SOURCE MATERIAL Block Start

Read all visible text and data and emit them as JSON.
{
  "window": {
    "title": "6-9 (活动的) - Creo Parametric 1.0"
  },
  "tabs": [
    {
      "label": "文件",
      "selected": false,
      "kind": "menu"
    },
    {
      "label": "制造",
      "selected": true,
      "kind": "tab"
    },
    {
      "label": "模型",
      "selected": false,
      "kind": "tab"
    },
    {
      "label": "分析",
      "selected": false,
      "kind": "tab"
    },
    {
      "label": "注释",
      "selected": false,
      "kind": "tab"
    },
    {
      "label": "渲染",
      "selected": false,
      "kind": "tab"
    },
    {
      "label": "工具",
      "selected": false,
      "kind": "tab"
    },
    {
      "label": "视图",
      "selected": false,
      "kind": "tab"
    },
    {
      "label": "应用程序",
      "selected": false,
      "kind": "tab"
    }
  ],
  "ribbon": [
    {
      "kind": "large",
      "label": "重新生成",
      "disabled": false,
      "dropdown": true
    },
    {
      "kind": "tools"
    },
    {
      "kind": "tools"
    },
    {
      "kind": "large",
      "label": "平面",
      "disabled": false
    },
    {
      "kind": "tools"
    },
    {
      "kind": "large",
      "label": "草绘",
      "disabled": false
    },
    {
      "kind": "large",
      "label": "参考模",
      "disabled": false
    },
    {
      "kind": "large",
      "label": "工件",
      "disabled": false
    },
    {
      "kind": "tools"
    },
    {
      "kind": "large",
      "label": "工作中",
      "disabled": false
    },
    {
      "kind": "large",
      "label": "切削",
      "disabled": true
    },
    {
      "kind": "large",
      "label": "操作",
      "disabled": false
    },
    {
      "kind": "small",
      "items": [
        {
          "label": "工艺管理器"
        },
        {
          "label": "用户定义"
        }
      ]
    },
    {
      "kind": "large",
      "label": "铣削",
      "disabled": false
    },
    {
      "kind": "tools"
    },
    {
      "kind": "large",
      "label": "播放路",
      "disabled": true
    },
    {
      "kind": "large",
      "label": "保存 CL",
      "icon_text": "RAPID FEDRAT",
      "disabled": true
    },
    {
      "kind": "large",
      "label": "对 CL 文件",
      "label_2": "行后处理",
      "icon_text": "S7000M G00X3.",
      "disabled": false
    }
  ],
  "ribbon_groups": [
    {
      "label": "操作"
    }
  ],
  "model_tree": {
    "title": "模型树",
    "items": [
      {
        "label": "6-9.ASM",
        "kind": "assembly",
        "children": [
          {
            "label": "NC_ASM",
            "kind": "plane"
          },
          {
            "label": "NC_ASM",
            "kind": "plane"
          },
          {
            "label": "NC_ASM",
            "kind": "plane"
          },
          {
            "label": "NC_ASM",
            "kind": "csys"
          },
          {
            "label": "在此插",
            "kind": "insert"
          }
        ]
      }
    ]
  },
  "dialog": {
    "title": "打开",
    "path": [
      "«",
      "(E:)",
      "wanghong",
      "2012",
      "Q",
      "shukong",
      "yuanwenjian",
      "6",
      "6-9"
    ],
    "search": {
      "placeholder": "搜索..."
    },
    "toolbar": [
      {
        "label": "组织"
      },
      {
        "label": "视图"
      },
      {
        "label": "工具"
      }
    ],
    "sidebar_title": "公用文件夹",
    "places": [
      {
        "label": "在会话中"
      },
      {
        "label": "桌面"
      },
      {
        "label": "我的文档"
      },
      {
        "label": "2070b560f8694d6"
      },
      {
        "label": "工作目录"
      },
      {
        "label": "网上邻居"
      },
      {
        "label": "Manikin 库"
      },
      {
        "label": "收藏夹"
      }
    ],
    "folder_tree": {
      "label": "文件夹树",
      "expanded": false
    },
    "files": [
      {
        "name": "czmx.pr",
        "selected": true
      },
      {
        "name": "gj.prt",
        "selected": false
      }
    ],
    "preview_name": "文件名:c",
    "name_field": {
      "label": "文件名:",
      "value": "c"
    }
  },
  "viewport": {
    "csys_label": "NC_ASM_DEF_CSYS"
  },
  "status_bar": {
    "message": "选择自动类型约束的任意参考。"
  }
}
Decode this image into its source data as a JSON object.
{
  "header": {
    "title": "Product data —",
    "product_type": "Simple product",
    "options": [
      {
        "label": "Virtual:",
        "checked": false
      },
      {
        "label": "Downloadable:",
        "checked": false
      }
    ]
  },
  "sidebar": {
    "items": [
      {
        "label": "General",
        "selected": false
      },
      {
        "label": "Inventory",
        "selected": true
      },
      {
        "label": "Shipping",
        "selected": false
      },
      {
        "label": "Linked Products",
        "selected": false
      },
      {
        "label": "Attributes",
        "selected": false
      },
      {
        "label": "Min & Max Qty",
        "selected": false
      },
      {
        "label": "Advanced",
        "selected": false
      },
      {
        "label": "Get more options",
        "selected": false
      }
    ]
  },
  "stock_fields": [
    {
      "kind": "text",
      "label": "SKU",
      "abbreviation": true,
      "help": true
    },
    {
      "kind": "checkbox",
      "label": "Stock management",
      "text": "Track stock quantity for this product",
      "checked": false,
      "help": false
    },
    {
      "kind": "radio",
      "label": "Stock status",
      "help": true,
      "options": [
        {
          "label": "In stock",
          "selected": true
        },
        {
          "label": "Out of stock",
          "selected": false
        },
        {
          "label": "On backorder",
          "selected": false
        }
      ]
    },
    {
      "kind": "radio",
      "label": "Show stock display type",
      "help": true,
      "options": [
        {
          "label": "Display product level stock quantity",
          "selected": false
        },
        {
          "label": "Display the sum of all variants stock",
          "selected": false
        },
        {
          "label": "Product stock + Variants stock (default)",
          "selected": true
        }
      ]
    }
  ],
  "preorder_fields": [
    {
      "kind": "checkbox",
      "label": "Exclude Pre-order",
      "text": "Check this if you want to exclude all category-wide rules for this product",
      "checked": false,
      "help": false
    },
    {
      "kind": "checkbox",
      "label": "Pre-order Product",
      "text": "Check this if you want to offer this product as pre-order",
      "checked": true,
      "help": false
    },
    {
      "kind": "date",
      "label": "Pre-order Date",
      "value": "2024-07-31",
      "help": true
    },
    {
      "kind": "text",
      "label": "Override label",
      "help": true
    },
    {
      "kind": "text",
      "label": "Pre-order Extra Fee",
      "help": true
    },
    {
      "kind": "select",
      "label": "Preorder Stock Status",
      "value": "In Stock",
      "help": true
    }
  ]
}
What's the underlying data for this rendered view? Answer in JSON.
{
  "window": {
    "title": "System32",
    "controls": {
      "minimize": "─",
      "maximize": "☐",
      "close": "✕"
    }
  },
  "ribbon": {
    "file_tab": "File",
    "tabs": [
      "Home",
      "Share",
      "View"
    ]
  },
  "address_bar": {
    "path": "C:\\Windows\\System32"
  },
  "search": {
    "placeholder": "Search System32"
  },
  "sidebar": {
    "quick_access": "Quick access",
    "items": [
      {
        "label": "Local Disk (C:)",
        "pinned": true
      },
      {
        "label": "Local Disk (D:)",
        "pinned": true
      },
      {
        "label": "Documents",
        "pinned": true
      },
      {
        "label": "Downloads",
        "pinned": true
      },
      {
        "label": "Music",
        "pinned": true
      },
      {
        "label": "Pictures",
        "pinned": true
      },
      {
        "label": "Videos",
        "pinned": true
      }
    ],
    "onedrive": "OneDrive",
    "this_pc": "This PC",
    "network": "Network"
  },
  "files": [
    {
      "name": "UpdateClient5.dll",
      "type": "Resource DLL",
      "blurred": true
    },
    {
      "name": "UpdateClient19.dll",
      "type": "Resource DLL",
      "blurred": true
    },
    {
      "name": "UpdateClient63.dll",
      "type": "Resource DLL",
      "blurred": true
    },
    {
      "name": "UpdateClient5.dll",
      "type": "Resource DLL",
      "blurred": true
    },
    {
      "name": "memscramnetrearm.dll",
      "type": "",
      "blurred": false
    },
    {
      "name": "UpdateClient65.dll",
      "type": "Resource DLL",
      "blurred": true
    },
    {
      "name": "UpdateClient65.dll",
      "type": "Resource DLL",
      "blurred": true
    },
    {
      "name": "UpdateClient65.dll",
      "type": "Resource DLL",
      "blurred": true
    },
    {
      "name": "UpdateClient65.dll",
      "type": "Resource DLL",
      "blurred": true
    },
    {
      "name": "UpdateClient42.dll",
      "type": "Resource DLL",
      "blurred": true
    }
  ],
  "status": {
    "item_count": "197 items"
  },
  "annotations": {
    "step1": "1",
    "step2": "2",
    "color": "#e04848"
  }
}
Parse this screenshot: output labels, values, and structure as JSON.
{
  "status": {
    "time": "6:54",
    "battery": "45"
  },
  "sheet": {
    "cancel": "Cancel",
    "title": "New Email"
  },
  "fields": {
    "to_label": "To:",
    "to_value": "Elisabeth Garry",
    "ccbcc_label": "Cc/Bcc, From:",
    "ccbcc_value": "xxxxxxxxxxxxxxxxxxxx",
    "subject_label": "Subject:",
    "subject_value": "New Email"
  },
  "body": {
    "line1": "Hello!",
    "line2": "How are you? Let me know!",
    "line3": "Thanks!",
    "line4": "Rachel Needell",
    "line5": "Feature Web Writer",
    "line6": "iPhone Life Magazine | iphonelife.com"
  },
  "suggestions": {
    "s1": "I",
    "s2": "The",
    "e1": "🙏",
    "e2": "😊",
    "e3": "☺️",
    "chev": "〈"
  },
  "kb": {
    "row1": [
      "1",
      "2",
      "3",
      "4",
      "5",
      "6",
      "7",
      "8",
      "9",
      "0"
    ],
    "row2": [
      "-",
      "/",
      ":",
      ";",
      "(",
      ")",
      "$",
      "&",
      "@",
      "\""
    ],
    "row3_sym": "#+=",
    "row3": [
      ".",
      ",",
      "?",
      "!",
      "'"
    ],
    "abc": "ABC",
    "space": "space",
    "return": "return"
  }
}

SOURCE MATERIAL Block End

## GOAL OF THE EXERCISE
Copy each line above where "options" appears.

## RESPONSE BELOW
    "options": [
        "label": "Get more options",
      "options": [
      "options": [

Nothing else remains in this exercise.